YOUR TASK
Every line containing the string "subtitle" should be returned from the records.

DATA EXTRACTS
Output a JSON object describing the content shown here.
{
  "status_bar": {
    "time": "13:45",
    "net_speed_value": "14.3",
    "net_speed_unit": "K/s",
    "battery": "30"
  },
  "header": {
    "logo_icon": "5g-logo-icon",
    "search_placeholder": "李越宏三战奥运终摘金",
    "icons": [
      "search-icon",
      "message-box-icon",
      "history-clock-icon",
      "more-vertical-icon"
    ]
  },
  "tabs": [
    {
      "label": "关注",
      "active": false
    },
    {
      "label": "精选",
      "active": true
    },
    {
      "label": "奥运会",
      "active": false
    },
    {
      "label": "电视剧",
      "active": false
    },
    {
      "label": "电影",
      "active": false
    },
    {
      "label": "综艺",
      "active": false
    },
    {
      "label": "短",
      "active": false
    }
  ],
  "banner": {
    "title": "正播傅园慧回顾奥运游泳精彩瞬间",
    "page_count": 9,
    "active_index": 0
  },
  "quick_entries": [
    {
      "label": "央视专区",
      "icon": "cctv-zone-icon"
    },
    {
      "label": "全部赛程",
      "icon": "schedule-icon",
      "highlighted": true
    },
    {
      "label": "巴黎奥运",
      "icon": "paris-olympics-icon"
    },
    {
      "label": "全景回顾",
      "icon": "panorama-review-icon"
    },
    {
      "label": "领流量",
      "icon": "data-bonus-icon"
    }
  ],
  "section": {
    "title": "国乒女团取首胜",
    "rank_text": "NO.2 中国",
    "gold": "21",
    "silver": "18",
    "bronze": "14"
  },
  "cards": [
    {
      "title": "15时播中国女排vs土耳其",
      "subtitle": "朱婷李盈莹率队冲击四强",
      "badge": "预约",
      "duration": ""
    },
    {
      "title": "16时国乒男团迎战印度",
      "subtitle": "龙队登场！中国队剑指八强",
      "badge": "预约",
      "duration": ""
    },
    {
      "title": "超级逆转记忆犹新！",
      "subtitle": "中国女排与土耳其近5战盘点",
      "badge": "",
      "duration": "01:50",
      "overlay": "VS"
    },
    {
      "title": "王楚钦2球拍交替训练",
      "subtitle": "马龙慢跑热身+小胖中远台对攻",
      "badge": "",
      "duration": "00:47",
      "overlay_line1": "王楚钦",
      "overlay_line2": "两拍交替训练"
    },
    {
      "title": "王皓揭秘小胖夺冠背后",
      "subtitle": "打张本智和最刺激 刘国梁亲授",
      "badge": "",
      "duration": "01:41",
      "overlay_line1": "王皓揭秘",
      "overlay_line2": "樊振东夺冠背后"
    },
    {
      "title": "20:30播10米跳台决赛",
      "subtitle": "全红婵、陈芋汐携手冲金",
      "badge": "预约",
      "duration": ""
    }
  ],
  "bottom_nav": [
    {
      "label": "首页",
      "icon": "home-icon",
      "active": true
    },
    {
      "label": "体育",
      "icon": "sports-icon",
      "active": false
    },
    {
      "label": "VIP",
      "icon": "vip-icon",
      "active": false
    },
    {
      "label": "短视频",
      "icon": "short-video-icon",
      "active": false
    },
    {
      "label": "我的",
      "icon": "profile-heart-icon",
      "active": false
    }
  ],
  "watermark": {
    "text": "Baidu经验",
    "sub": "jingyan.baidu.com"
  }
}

COMPLETED TASK
      "subtitle": "朱婷李盈莹率队冲击四强",
      "subtitle": "龙队登场！中国队剑指八强",
      "subtitle": "中国女排与土耳其近5战盘点",
      "subtitle": "马龙慢跑热身+小胖中远台对攻",
      "subtitle": "打张本智和最刺激 刘国梁亲授",
      "subtitle": "全红婵、陈芋汐携手冲金",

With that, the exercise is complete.